The only incumbent is Jim Hardin. I have found him to be a smart and fair judge and have not been able to identify a decision I have been personally involved in that I felt was improper. I did not like his decision in State Employees Association of North Carolina, Inc. v. North Carolina Department of State Treasurer, (see COA08-1326, Court of Appeals of North Carolina, November 3, 2009). In that case, the SEANC sought public disclosure of information about what they claimed was risky investment of State pension funds. The State had not produced reports and emails requested by the SEANC and Judge Hardin declined to allow them to look at the documents in chambers and threw the case out. It was, however, a close call and the Court of Appeals affirmed the dismissal.
4. What do you feel was the U.S. Supreme Court’s most important recent decision? Did you agree with the majority?
Clearly this is the Citizens United v. FEC case which effectively removed limits on corporate political spending and will undoubtedly have an enormous impact on public life in the United States. I disagree with the majority, which based its decision on the premise that corporations are “persons” with First Amendment rights. Corporations are persons in fiction only, existing by virtue of law, and are subject to comprehensive regulations. I think it is not unjust to also regulate their speech, especially where it is likely to drown out the free speech rights of individuals, which are what the First Amendment was designed to protect.
6. Do you feel that North Carolina’s current system of judicial elections serves the state well? Are there other forms of selecting judges you feel would function better or worse than the current one?
The current system came into being in the early 1900s as a reform of a corrupt system. Although electing Superior Court judges out of their home districts as opposed to statewide was a huge improvement in voter awareness, it is true that the system has its imperfections. But when the governor has unrestricted appointment power he or she sometimes chooses political cronies, so straight appointment has its imperfections as well. I would favor a hybrid system, where candidates would have to be screened by the State Bar or some other professional group before they could run, with perhaps some additional qualifications to those currently required by statute — just being a lawyer in good standing — such as years of service or number of trials.
7. Have you ever pled guilty or no contest to any criminal charge other than a minor traffic offense? Please explain.
8. Identify and explain one principled stand you would be willing to take if elected that you suspect might cost you some popularity points with voters. I am concerned about long mandatory prison terms for repeat offenders, especially drug addicts. A client of mine had a crumb of cocaine in his pocket (automatically a felony) and because of prior drug convictions he wound up getting eight years in prison for being an habitual felon. I would be willing to consider setting such a sentence aside as cruel and unusual and substituting a regular felony sentence.
9. What specifically about your qualifications do you think will enable you to improve the administration of justice in Criminal Superior Court?
As I said in my answers above, first and foremost among my qualifications is my continuous and extensive experience in Durham’s criminal courts for almost 25 years.
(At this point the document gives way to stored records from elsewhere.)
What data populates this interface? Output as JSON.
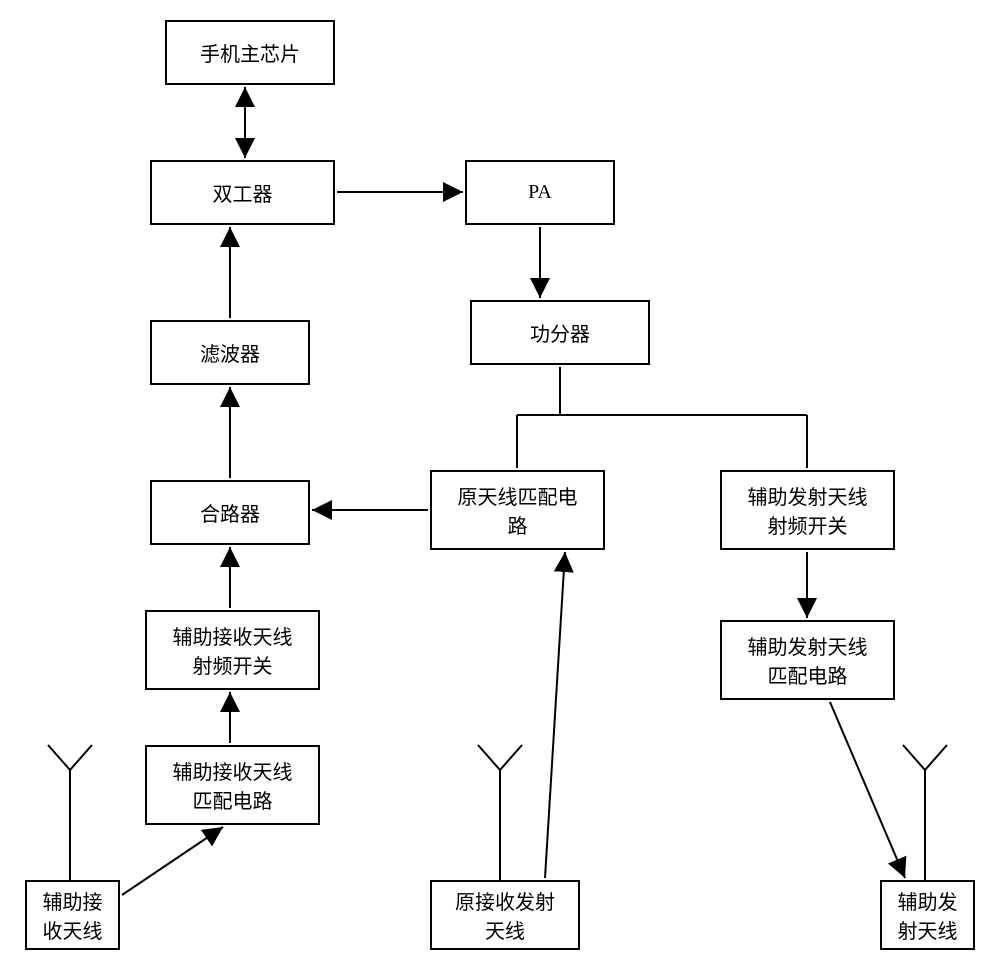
{
  "blocks": {
    "main_chip": "手机主芯片",
    "duplexer": "双工器",
    "pa": "PA",
    "splitter": "功分器",
    "filter": "滤波器",
    "combiner": "合路器",
    "orig_match": "原天线匹配电\n路",
    "aux_tx_sw": "辅助发射天线\n射频开关",
    "aux_rx_sw": "辅助接收天线\n射频开关",
    "aux_tx_match": "辅助发射天线\n匹配电路",
    "aux_rx_match": "辅助接收天线\n匹配电路",
    "aux_rx_ant": "辅助接\n收天线",
    "orig_ant": "原接收发射\n天线",
    "aux_tx_ant": "辅助发\n射天线"
  }
}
My intimate knowledge of the court system, active involvement in the community, and willingness to work hard mean I will hit the ground running and running hard. My religious faith and practice will keep me grounded and aware that justice and mercy must go together. Quakerism is about listening carefully and respecting the divine in all people; that is what a judge is supposed to do. And the Quaker business model is a “good product at a fair price” and I intend to deliver that and more to the citizens of Durham if they elect me.